One of the lessons that the police learnt when neighbourhood teams were re-introduced was the importance of talking (and listening) to the public.
SYP Alerts has been one way they have done this. It gives an opportunity for the police to explain not just what they are doing but why they are doing it, and so take the public with them.
Government has to some extent done the same as it has sought to explain lock-down and why it is necessary. In this way, if what they say makes sense, the police can police by consent and the government can govern by consent – both essential in a democracy.
This talking and listening will be put to the test as decisions have to be made about when to emerge from the lock-down. That conversation has to be what some call ‘grown-up’. And here the government has created a problem for itself. It has insisted that its decisions are not political but ‘based on the science’. I can see why they use this language. ‘Based on the science’ makes the decision seem as if it is anchored on secure foundations and there could only be one way forward.
But the ‘science’ that is being relied on is more akin to economics than physics; and we all know that the forecasts of economists can differ and so the policy options they might advocate will differ.
The science of pandemics is (like economics) all about modelling, and that depends on the data you have and the assumptions you make. We have little data around corona virus because we have not been testing – so we don’t know how many in the population have had it or have got it – and we have to make assumptions about the rate of spread, which may or may not be true.
Deciding when and how to come out of lock-down, therefore, can’t be ‘based on the science’ in the sense that there can only be one answer.

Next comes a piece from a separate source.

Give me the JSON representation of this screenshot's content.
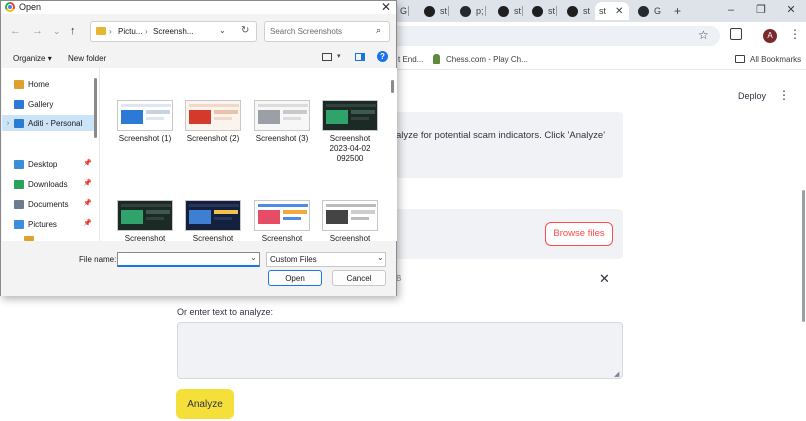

Scientists will have different views and the final decision will have to be political.
All the more reason, therefore, that the government share their thinking with us, like grown-ups. As I was told when I did my O Level GCE mathematics, always show your workings.
Until this year the word ‘corona’ meant only one thing to me. It conjured up happy memories of a childhood spent just a short distance from a Corona soft drinks bottling plant in Leicester.

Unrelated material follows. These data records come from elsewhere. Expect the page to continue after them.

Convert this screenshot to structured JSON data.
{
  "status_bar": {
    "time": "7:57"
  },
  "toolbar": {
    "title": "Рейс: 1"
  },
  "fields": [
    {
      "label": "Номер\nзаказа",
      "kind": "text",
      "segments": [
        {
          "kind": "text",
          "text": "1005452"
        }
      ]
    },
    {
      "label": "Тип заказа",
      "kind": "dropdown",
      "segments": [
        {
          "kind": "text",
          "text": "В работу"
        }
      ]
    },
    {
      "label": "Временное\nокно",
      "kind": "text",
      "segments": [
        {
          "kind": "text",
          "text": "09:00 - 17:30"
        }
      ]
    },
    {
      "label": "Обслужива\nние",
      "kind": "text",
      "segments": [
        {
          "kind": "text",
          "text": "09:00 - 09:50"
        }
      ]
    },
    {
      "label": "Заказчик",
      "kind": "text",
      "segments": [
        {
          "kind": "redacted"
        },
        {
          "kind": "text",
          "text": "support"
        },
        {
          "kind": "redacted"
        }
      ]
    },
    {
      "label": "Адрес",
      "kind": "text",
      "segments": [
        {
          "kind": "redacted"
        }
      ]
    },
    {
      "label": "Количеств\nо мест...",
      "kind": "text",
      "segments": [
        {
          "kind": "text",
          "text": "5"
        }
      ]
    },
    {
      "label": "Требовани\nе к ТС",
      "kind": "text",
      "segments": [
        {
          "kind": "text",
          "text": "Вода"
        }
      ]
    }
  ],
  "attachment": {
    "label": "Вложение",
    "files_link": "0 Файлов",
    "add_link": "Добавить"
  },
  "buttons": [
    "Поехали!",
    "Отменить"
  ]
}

People we knew who worked there would bring us – the children – the occasional bottle. My favourite was Dandelion and Burdock, an acquired taste. Now corona has no happy associations at all.
(Incidentally, and co-incidentally, St Corona is the patron saint guarding against epidemics. She is commemorated on 4 May – which may be around the peak of the pandemic in this country.)

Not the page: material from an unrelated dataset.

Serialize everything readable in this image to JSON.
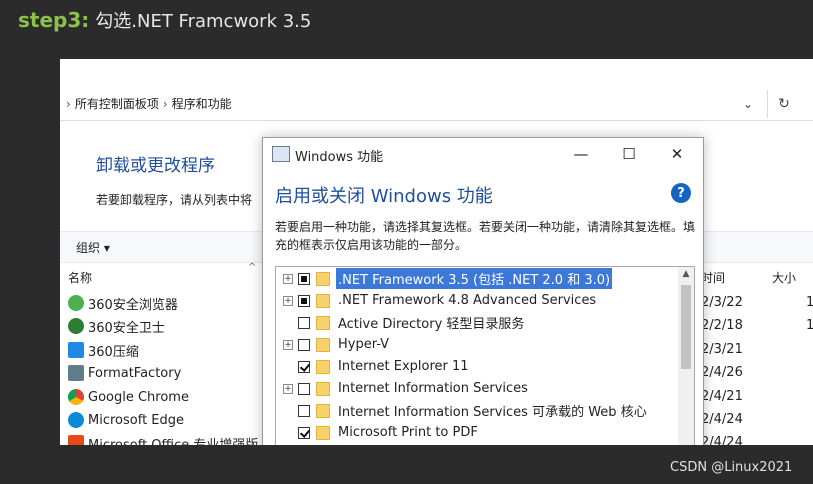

Covid-19, Crime and the Criminal Justice System
Last week I took part in a conference call with other PCCs and the policing minister during which a senior Home Office analyst gave us a summary of what had happened to police recorded crime nationally during the first four weeks of the lock-down.
Unsurprisingly, crime has fallen dramatically, especially acquisitive crimes such as house burglaries, and this has been reflected in South Yorkshire too.
More surprisingly, the Home Office have no evidence of domestic abuse rising by much either, though some PCCs tend to think that this may not be revealed until the lock-down is over. All the more reason to welcome SYP’s developing a new way for victims of abuse being able to contact them surreptitiously on line through mobile phone, tablet or lap top.
But Covid-19 has had a considerable impact of the wider criminal justice system. For instance, all jury trials have stopped for now, and some remand hearings are now starting to take place remotely from Shepcote Lane custody suite. Defence lawyers are able to telephone their clients directly in the custody suite. Overall, there has been a significant reduction in the number of trials taking place and work is ongoing to ensure these are back on track as soon as possible.
There is also a scheme to release some prisoners early to help reduce the numbers in prison and stop multiple occupation of cells. For example, these are offenders who are within a couple of months of completing the custody part of their sentence, whose crimes are relatively low level and who have no history of domestic abuse or violence. They will be GPS tagged. So far those identified in South Yorkshire have been very few.
Attacks on Mobile Phone Masts
While everyone else in the crime and policing world is trying to base what they do on science and evidence, there are one or two people on social media who ignore the science altogether.
They include those who think Covid-19 is spread via signals from mobile phone masts. There have been 53 attacks on masts, mainly in the North West and North East. One person has now been arrested in the West Midlands. Fear of the virus seems to affect some people as much as the disease itself.
I hope you are staying safe and well.
My office is now closed and we are all working from home. But you can still contact us:
General queries and correspondence:
Telephone: 0114 2964150
Fiona Topliss, Communications and Engagement Manager:
Telephone: 07468 472975